So I’m in the Prius and he guided me to drive it in onto one of those red hydraulic lifts. Those kinds that lift your car over your head. I always get nervous when I get an oil change and you have to drive over one of those pits. I feel like I’m going to be the one to drive off the side. Then what?

When I got out I handed him the keys.

Then he told me he was going to fix the catalytic converter and tune it up then give it to his granddaughter. “She’s a good girl. She’s going to love her new car.”

There was something about the satisfaction in his voice when he talked about giving the Prius to his granddaughter. I don’t know. You would have had to have heard it but he seemed proud.

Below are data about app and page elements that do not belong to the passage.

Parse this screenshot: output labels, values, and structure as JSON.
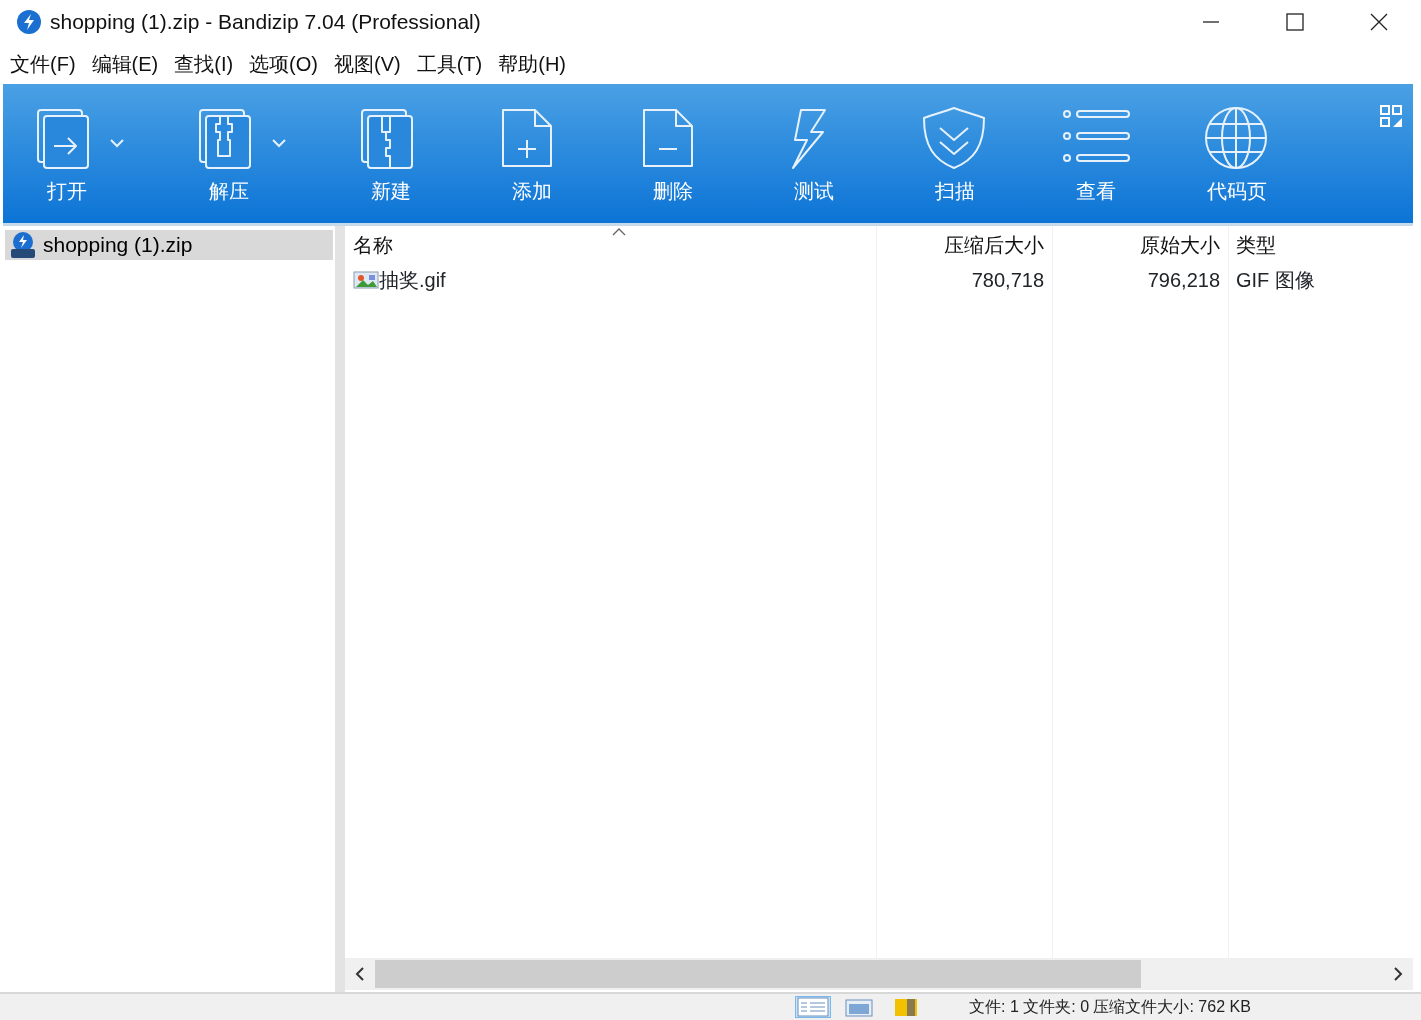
{
  "window": {
    "title": "shopping (1).zip - Bandizip 7.04 (Professional)"
  },
  "menu": [
    "文件(F)",
    "编辑(E)",
    "查找(I)",
    "选项(O)",
    "视图(V)",
    "工具(T)",
    "帮助(H)"
  ],
  "toolbar": [
    {
      "label": "打开",
      "kind": "open",
      "dropdown": true
    },
    {
      "label": "解压",
      "kind": "extract",
      "dropdown": true
    },
    {
      "label": "新建",
      "kind": "new",
      "dropdown": false
    },
    {
      "label": "添加",
      "kind": "add",
      "dropdown": false
    },
    {
      "label": "删除",
      "kind": "delete",
      "dropdown": false
    },
    {
      "label": "测试",
      "kind": "test",
      "dropdown": false
    },
    {
      "label": "扫描",
      "kind": "scan",
      "dropdown": false
    },
    {
      "label": "查看",
      "kind": "view",
      "dropdown": false
    },
    {
      "label": "代码页",
      "kind": "codepage",
      "dropdown": false
    }
  ],
  "tree": [
    {
      "label": "shopping (1).zip",
      "selected": true
    }
  ],
  "table": {
    "columns": [
      "名称",
      "压缩后大小",
      "原始大小",
      "类型"
    ],
    "rows": [
      {
        "name": "抽奖.gif",
        "packed": "780,718",
        "size": "796,218",
        "type": "GIF 图像",
        "selected": false
      }
    ]
  },
  "view_buttons": [
    {
      "kind": "details",
      "selected": true
    },
    {
      "kind": "thumbnails",
      "selected": false
    }
  ],
  "status_bar": "文件: 1 文件夹: 0 压缩文件大小: 762 KB"
}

Bud had to drive me back home. It’s awkward driving in the car with a complete stranger. Even if it’s an Uber driver I feel I need to strike up a conversation. He drove some older black Mercedes Benz. It smelled and was a mess inside with trash everywhere. I had this weird thought about him being some kind of sicko murderer or something like that. I don’t know why I get weird thoughts like that sometimes but I have to tell you that I do.

I don’t know why I get weird thoughts like that sometimes, but I have to tell you that I do.

I asked him about his school. He said he’s doing some mechanic night school or something. He wanted to be up on all the changes with electronics and computers in cars. He was saying he works until five then is at school until 9 or 10. Then has homework until midnight. Then he wakes up and needs to be back at the shop early.

“But my wife has always supported me in my career. I’ve been doing this since high school and I love it.”

He kept going on and on about how he’s one of the top mechanics around. How his shop is one of the top 10 shops in California. I know he was exaggerating because his shop is this small little random building on some small little random street in Santa Ana.

“The school work is grueling, the information is harder than any of that math or engineering stuff they teach you in college, but it’s what you gotta do if you want to be the best.”

He drops me off and we shake hands. And later that day I had to go to the Land Rover dealership in Newport Beach and the people there were pretty much all rude. Or, at least they were snobbish.

And when I stood in the posh Land Rover dealership lobby, I thought of Bud. And I wondered about happiness. I had just written this post about whether people can choose to be happy.

And I thought of Plato’s view that we have three appetites. One for pleasure. One for status and reputation. One for knowledge.

My time with Bud made me think maybe the least happy people are those who are obsessed with status and reputation.

And I realized that Bud was probably happier than those smug rich folks at the Land Rover dealership.

Buying a 2010 Prius that needed a new catalytic converter so he could fix it in his garage and then give it to his daughter.

I think more parents need to teach their kids about good people like Bud, even though they might “only” be mechanics.